another esteemeth every day alike. Let every man be fully
persuaded in his own mind. 6 He that regardeth the day, regardeth
it unto the Lord; and he that regardeth not the day, to
the Lord he doth not regard it. He that eateth, eateth
to the Lord, for he giveth God thanks; and he that eateth
not, to the Lord he eateth not, and giveth God thanks.
...13 Let us not therefore judge one another any more:
but judge this rather, that no man put a stumblingblock or
an occasion to fall in his brother's way.
Therefore, it is clear that the New Testament upheld all but

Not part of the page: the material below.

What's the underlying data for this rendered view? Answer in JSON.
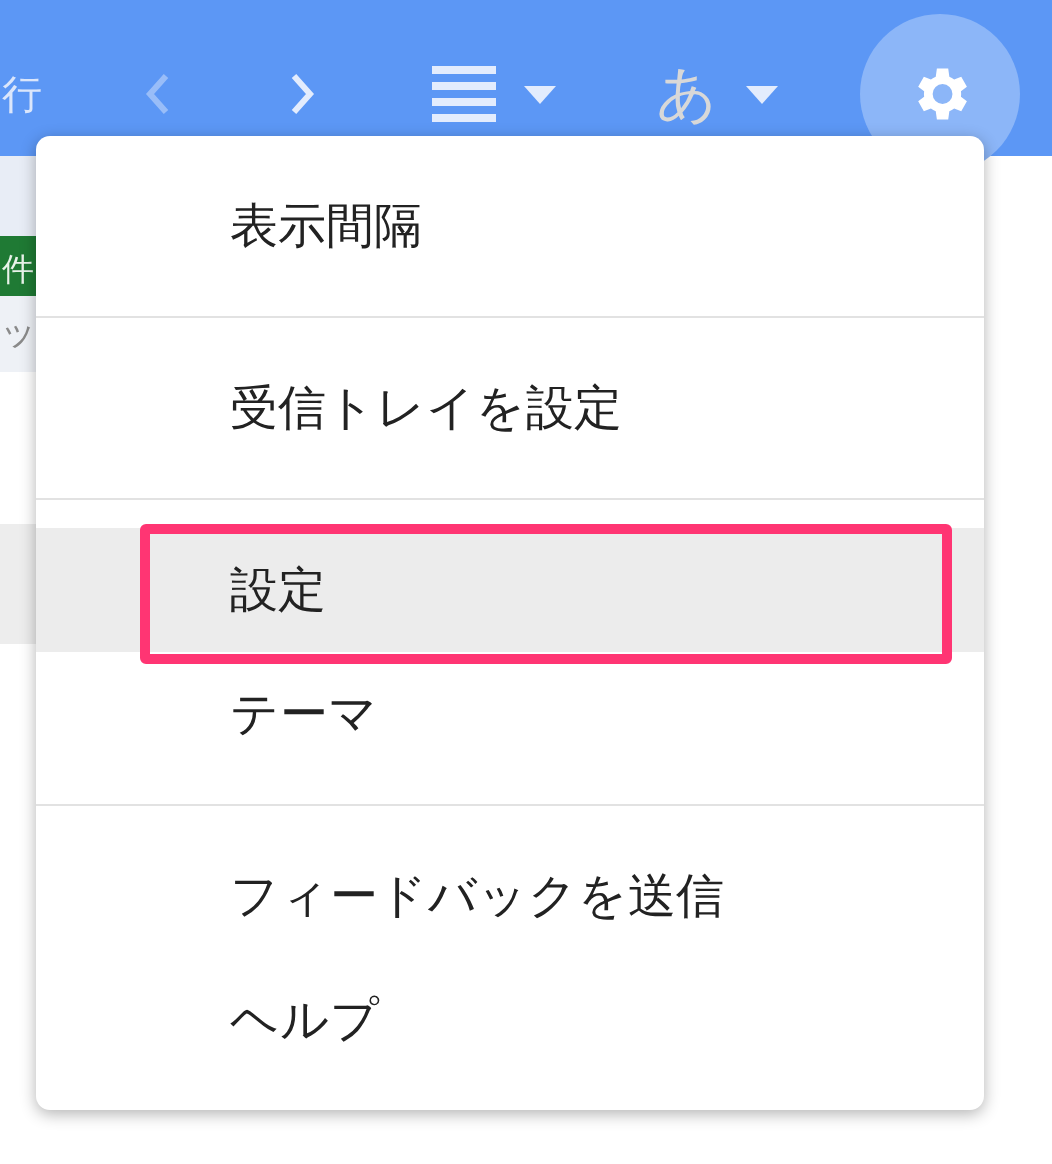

1 of the 10 Commandments as binding on Christians. Yet, the
New Testament also clearly upheld that Christians were free
from the Law of Moses. This is perhaps most clearly articulated
in Hebrews 7:12,17-19, 8:6-9,12-13, 9:15-16, 10:9-10,16-17.
Hebrews 7:12 For the priesthood being changed, there
is made of necessity a change also of the law.
Hebrews 7:17 For he testifieth, Thou art a priest for
ever after the order of Melchisedec. 18 For there is verily
a disannulling of the commandment going before for the weakness
and unprofitableness thereof.
Hebrews 8:7 For if that first covenant had been
faultless, then should no place have been sought for the second.
Hebrews 8:13 In that he saith, A new covenant, he
hath made the first old.
Hebrews 10:9 Then said he, Lo, I come to do thy will,
O God. He taketh away the first, that he may establish
The priests of the Old Covenant were the Levites. But in the
New Covenant, Jesus was the high priest. Not only was he of
a different tribe, the tribe of Judah, but also he was of
a different order of priest, the order of Melchizedek. Thus,
as the author of Hebrews states, "For the priesthood being
changed, there is made of necessity a change also of the law."
From Hebrews we can see that the death of Christ established
the New Covenant and, in turn, the establishment of the New
Covenant "disannulled" the Old Covenant and made it obsolete.
In short, Jesus replaced the Old Covenant with the New Covenant.
So, if the Law of Moses was no longer in effect, how was it
that Christians were still obligated to observe 9 out of the